(Exercise data)

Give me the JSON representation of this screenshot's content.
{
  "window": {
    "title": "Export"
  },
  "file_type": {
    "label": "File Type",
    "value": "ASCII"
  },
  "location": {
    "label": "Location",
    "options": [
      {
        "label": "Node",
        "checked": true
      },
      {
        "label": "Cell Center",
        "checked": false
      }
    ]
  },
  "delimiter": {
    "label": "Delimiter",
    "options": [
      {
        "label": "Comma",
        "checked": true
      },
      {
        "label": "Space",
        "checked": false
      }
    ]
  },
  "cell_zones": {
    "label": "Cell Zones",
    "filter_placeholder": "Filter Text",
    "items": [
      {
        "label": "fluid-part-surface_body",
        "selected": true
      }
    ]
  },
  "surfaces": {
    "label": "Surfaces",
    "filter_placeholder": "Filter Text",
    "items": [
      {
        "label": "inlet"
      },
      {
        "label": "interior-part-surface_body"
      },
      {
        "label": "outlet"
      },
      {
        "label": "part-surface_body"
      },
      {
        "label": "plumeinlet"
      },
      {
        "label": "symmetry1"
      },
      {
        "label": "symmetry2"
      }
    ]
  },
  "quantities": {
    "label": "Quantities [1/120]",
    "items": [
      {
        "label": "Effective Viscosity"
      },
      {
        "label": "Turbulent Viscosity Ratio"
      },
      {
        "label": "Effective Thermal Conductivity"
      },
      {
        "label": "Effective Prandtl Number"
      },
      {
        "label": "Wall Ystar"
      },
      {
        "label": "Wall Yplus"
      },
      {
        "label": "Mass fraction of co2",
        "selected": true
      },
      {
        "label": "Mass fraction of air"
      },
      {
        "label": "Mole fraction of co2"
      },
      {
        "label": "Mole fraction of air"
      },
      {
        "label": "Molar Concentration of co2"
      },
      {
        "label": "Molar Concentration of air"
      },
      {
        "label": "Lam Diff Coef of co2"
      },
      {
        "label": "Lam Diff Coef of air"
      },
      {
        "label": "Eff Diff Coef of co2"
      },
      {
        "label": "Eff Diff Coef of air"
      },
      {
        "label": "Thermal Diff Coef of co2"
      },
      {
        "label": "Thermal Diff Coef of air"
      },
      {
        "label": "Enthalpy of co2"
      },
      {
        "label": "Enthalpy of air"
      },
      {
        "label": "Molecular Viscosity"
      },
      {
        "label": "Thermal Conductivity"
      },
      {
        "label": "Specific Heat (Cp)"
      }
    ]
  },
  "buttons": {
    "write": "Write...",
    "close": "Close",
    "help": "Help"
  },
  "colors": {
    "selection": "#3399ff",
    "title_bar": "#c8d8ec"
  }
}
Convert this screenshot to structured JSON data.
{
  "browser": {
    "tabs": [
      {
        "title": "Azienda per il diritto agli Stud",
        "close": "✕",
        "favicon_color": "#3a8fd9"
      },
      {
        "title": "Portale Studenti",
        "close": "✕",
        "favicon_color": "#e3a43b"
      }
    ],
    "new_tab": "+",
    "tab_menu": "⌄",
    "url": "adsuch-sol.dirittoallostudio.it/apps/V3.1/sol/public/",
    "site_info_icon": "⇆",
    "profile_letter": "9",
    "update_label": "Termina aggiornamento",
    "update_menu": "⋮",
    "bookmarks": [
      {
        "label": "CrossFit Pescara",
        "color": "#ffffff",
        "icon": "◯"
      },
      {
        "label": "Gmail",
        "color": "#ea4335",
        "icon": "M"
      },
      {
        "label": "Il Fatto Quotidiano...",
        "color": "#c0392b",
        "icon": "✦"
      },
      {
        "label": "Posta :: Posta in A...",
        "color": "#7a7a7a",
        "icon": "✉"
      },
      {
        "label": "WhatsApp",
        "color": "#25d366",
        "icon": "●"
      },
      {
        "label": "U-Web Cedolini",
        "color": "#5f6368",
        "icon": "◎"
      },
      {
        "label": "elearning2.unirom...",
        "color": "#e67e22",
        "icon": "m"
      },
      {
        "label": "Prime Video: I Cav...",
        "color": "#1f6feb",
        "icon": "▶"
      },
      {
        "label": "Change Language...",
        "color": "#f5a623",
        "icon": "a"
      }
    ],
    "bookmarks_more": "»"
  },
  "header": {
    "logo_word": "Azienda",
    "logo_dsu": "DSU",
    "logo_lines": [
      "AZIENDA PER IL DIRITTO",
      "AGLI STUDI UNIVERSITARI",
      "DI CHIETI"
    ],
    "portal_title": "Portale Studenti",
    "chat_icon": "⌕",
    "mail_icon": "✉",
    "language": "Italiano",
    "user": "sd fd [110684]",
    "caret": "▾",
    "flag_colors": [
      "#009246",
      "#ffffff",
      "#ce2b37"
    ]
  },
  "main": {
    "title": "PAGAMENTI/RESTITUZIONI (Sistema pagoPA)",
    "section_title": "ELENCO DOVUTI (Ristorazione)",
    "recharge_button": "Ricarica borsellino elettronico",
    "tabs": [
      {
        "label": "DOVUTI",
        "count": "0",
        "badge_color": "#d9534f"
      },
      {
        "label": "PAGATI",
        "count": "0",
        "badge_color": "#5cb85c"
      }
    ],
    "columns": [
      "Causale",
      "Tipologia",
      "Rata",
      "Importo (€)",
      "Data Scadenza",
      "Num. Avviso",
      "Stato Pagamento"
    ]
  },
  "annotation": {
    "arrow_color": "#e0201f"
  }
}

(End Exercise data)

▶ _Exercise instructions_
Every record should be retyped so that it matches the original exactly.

▶ _Written reply_
Give me the JSON representation of this screenshot's content.
{
  "window": {
    "title": "Export"
  },
  "file_type": {
    "label": "File Type",
    "value": "ASCII"
  },
  "location": {
    "label": "Location",
    "options": [
      {
        "label": "Node",
        "checked": true
      },
      {
        "label": "Cell Center",
        "checked": false
      }
    ]
  },
  "delimiter": {
    "label": "Delimiter",
    "options": [
      {
        "label": "Comma",
        "checked": true
      },
      {
        "label": "Space",
        "checked": false
      }
    ]
  },
  "cell_zones": {
    "label": "Cell Zones",
    "filter_placeholder": "Filter Text",
    "items": [
      {
        "label": "fluid-part-surface_body",
        "selected": true
      }
    ]
  },
  "surfaces": {
    "label": "Surfaces",
    "filter_placeholder": "Filter Text",
    "items": [
      {
        "label": "inlet"
      },
      {
        "label": "interior-part-surface_body"
      },
      {
        "label": "outlet"
      },
      {
        "label": "part-surface_body"
      },
      {
        "label": "plumeinlet"
      },
      {
        "label": "symmetry1"
      },
      {
        "label": "symmetry2"
      }
    ]
  },
  "quantities": {
    "label": "Quantities [1/120]",
    "items": [
      {
        "label": "Effective Viscosity"
      },
      {
        "label": "Turbulent Viscosity Ratio"
      },
      {
        "label": "Effective Thermal Conductivity"
      },
      {
        "label": "Effective Prandtl Number"
      },
      {
        "label": "Wall Ystar"
      },
      {
        "label": "Wall Yplus"
      },
      {
        "label": "Mass fraction of co2",
        "selected": true
      },
      {
        "label": "Mass fraction of air"
      },
      {
        "label": "Mole fraction of co2"
      },
      {
        "label": "Mole fraction of air"
      },
      {
        "label": "Molar Concentration of co2"
      },
      {
        "label": "Molar Concentration of air"
      },
      {
        "label": "Lam Diff Coef of co2"
      },
      {
        "label": "Lam Diff Coef of air"
      },
      {
        "label": "Eff Diff Coef of co2"
      },
      {
        "label": "Eff Diff Coef of air"
      },
      {
        "label": "Thermal Diff Coef of co2"
      },
      {
        "label": "Thermal Diff Coef of air"
      },
      {
        "label": "Enthalpy of co2"
      },
      {
        "label": "Enthalpy of air"
      },
      {
        "label": "Molecular Viscosity"
      },
      {
        "label": "Thermal Conductivity"
      },
      {
        "label": "Specific Heat (Cp)"
      }
    ]
  },
  "buttons": {
    "write": "Write...",
    "close": "Close",
    "help": "Help"
  },
  "colors": {
    "selection": "#3399ff",
    "title_bar": "#c8d8ec"
  }
}
Convert this screenshot to structured JSON data.
{
  "browser": {
    "tabs": [
      {
        "title": "Azienda per il diritto agli Stud",
        "close": "✕",
        "favicon_color": "#3a8fd9"
      },
      {
        "title": "Portale Studenti",
        "close": "✕",
        "favicon_color": "#e3a43b"
      }
    ],
    "new_tab": "+",
    "tab_menu": "⌄",
    "url": "adsuch-sol.dirittoallostudio.it/apps/V3.1/sol/public/",
    "site_info_icon": "⇆",
    "profile_letter": "9",
    "update_label": "Termina aggiornamento",
    "update_menu": "⋮",
    "bookmarks": [
      {
        "label": "CrossFit Pescara",
        "color": "#ffffff",
        "icon": "◯"
      },
      {
        "label": "Gmail",
        "color": "#ea4335",
        "icon": "M"
      },
      {
        "label": "Il Fatto Quotidiano...",
        "color": "#c0392b",
        "icon": "✦"
      },
      {
        "label": "Posta :: Posta in A...",
        "color": "#7a7a7a",
        "icon": "✉"
      },
      {
        "label": "WhatsApp",
        "color": "#25d366",
        "icon": "●"
      },
      {
        "label": "U-Web Cedolini",
        "color": "#5f6368",
        "icon": "◎"
      },
      {
        "label": "elearning2.unirom...",
        "color": "#e67e22",
        "icon": "m"
      },
      {
        "label": "Prime Video: I Cav...",
        "color": "#1f6feb",
        "icon": "▶"
      },
      {
        "label": "Change Language...",
        "color": "#f5a623",
        "icon": "a"
      }
    ],
    "bookmarks_more": "»"
  },
  "header": {
    "logo_word": "Azienda",
    "logo_dsu": "DSU",
    "logo_lines": [
      "AZIENDA PER IL DIRITTO",
      "AGLI STUDI UNIVERSITARI",
      "DI CHIETI"
    ],
    "portal_title": "Portale Studenti",
    "chat_icon": "⌕",
    "mail_icon": "✉",
    "language": "Italiano",
    "user": "sd fd [110684]",
    "caret": "▾",
    "flag_colors": [
      "#009246",
      "#ffffff",
      "#ce2b37"
    ]
  },
  "main": {
    "title": "PAGAMENTI/RESTITUZIONI (Sistema pagoPA)",
    "section_title": "ELENCO DOVUTI (Ristorazione)",
    "recharge_button": "Ricarica borsellino elettronico",
    "tabs": [
      {
        "label": "DOVUTI",
        "count": "0",
        "badge_color": "#d9534f"
      },
      {
        "label": "PAGATI",
        "count": "0",
        "badge_color": "#5cb85c"
      }
    ],
    "columns": [
      "Causale",
      "Tipologia",
      "Rata",
      "Importo (€)",
      "Data Scadenza",
      "Num. Avviso",
      "Stato Pagamento"
    ]
  },
  "annotation": {
    "arrow_color": "#e0201f"
  }
}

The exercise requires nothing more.